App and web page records
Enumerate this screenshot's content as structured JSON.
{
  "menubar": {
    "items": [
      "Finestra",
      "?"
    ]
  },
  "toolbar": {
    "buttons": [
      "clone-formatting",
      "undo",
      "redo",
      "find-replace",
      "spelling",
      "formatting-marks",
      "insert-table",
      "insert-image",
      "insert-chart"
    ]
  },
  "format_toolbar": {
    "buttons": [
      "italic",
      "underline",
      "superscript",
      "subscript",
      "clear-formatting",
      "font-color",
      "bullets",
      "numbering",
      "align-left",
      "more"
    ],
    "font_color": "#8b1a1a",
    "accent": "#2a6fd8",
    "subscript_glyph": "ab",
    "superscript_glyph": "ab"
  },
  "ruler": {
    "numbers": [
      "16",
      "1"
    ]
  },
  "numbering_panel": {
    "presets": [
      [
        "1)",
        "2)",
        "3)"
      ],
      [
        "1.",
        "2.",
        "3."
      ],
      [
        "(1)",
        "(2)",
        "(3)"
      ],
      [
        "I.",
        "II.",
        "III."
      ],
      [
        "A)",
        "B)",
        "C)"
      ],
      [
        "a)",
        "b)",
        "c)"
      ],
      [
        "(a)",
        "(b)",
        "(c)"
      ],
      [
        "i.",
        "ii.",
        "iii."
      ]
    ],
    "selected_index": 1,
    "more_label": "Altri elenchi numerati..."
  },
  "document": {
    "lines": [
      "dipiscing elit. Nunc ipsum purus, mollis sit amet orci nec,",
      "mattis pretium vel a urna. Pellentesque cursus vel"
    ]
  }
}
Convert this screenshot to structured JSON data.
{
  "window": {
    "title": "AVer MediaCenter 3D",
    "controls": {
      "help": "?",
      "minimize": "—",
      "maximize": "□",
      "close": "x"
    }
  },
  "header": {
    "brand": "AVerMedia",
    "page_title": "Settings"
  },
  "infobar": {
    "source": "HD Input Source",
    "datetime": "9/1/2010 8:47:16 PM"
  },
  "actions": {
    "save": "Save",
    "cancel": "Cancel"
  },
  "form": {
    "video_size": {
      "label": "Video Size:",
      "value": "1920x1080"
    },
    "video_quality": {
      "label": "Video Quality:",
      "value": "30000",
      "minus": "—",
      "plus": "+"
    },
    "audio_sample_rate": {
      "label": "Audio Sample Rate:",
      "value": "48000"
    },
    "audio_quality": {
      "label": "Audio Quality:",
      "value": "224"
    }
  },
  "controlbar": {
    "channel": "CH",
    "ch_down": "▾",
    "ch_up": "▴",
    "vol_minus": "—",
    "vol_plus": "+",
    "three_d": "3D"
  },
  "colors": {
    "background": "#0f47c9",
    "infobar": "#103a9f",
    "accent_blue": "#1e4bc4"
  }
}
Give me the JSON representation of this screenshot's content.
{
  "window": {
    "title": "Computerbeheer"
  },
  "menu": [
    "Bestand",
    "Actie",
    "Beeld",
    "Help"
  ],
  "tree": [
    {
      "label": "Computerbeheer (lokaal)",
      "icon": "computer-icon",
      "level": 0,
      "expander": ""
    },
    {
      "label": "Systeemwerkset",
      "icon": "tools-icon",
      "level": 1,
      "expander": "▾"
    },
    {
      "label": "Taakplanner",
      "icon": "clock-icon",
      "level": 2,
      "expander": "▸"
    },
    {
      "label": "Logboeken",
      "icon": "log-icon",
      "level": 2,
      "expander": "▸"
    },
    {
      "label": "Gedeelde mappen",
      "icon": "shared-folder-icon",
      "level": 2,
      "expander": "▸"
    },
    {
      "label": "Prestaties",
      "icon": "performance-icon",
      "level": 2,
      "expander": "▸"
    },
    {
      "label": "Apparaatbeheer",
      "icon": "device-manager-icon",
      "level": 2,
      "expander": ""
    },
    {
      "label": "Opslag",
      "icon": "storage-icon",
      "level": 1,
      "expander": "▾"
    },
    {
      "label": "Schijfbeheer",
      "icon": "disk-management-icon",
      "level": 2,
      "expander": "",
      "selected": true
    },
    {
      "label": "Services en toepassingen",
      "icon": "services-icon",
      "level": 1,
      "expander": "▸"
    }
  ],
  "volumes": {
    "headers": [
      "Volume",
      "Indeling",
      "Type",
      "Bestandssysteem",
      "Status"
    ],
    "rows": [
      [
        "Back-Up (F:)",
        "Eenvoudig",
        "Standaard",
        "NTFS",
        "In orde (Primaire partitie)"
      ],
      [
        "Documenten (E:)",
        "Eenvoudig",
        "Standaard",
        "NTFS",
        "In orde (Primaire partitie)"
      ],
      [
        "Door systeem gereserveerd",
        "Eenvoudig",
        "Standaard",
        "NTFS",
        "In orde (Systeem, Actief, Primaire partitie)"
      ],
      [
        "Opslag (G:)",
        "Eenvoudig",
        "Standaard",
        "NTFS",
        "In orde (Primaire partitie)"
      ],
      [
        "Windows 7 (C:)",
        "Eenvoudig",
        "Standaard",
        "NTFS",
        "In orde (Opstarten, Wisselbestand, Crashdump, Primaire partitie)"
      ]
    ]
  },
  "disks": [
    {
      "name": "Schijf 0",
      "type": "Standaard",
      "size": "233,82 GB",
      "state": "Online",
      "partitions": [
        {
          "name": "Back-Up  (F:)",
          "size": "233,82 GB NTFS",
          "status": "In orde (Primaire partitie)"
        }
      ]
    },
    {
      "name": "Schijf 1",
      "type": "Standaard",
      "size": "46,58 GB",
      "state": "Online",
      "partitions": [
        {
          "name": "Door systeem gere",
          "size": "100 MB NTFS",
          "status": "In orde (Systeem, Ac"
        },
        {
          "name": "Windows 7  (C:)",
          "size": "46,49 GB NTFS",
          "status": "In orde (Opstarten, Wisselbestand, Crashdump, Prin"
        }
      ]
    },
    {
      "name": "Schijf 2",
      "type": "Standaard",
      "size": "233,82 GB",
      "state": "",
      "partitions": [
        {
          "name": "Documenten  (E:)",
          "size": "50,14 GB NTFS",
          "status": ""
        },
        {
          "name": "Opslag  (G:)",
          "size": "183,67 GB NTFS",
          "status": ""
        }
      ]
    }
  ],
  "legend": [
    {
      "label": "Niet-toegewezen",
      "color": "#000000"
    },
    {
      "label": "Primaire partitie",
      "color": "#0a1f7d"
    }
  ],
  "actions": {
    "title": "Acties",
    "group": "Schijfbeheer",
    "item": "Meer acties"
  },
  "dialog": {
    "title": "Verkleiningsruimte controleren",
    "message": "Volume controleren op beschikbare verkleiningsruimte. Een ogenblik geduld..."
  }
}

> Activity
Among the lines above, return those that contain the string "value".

> Task response
      "value": "1920x1080"
      "value": "30000",
      "value": "48000"
      "value": "224"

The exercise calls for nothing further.